On What Would Have Been All My Children and One Life to Live Creator Agnes Nixon’s 98th Birthday, a Loving Tribute to the Daytime Trailblazer — Plus, a Photo-Filled Walk Down Memory Lane
Robert Phillips/ABC/Courtesy of The Everett Collection; Steve Fenn/ABC/Courtesy of the Everett Collection
If not for her, we’d never have met Erica Kane, Victoria Lord or Tad Martin.
You know that person in your life who scoffs at the idea of watching a soap and would deny knowing anything about them? While they may not know the name Agnes Nixon, who would have turned 98 years old on December 10, it would be almost impossible for them not to be familiar with the legendary scribe’s work.
They’ve undoubtedly heard of All My Children and One Life to Live, the groundbreaking soaps she created. They probably know of Erica Kane and her portrayer, if only because they’ve lost often enough to be referred to as the Susan Lucci of whatever it was they were playing. (Hopefully, as with Lucci’s Emmy run, they eventually scored a win.)
And if they’re being honest, they probably tuned in to Nixon’s soaps at some point. Maybe they watched One Life To Live‘s housewife-turned-hooker Karen Wolek break down on the stand, or the unforgettable scenes in which All My Children newlywed Jenny was killed by an exploding jet-ski. (Hey, it happens.)
When soap fans bemoan the fact that “they don’t write ’em like that anymore,” they might just as well add, “not since we lost Agnes Nixon,” who passed away on September 28, 2016. Interestingly, the subtitle of her biography My Life To Live not only sums up what made her so special but might also be indicative of a problem which currently plagues the genre she so loved: How I Became the Queen of Soaps When Men Ruled the Airwaves.
How She Rocked the Boat
It’s hard to imagine what Nixon might make of today’s four remaining daytime dramas (the writing teams of each, it’s worth noting, are currently headed by men). Rare are the socially-relevant stories which she almost casually wove into the fabric of her tales. “I wasn’t trying to change the genre,” she told NPR during a 1990 interview. “I was just trying to write what was interesting to me.”
But change the genre, she did, even as network executives — read: men — tried to prevent her from doing so. Whether it was Guiding Light’s Bert Bauer getting a pap smear or All My Children‘s Bianca Montgomery coming out, no topic was out of bounds. When it came to writing soaps, Nixon believed in chronicling the human condition. “There’s nothing new,” she told the Washington Post, “but it’s ever-changing. Life is fascinating, and if you look at your family and your friends and you have a writer’s viewpoint, you can see each person’s life as a soap opera in itself.”

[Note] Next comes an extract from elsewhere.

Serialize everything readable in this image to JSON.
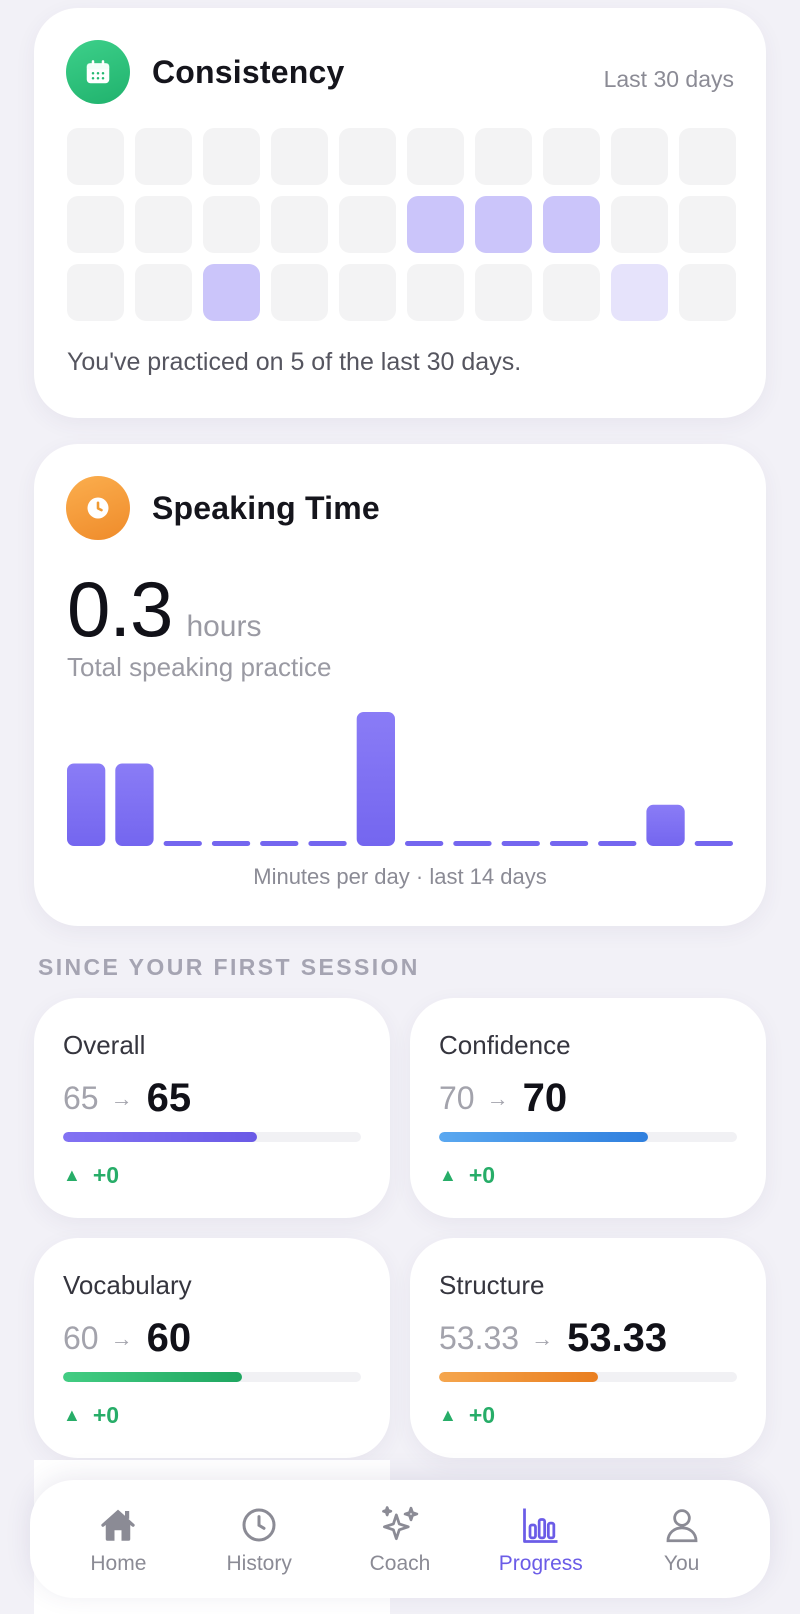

Writing People, Not Characters
It was that ability to see the residents of Pine Valley, Springfield, Corinth and Llanview as people rather than characters which set apart Nixon’s writing. Some might have viewed All My Children‘s Erica as an over-the-top, much-married diva bordering on caricature, but Nixon understood what was at the beating, human heart of her creation’s every move.
“She has a lot of problems,” Nixon told the Post. “Her father deserted her and her mother when she was at a very impressionable age, and she has very low self-esteem. She really needs a man to make her feel marvelous, because she only sees herself reflected in a man’s eyes.”
An Impossible Act to Follow
That simply, Nixon managed to succinctly sum up one of daytime’s most complicated characters. And in looking back at Erica’s life, that single through-line tracks over decades of story. It is that deep understanding of both the people who populated the worlds she created as well as those who would visit them daily that made Nixon’s a talent the likes of which we may never see again.
Share your favorite Nixon-created storyline in the comments below, then join us in revisiting one of her greatest creations, All My Children, via the gallery below. In it, you’ll find an incredible array of memory-stirring photos, including some you’ve probably never seen before.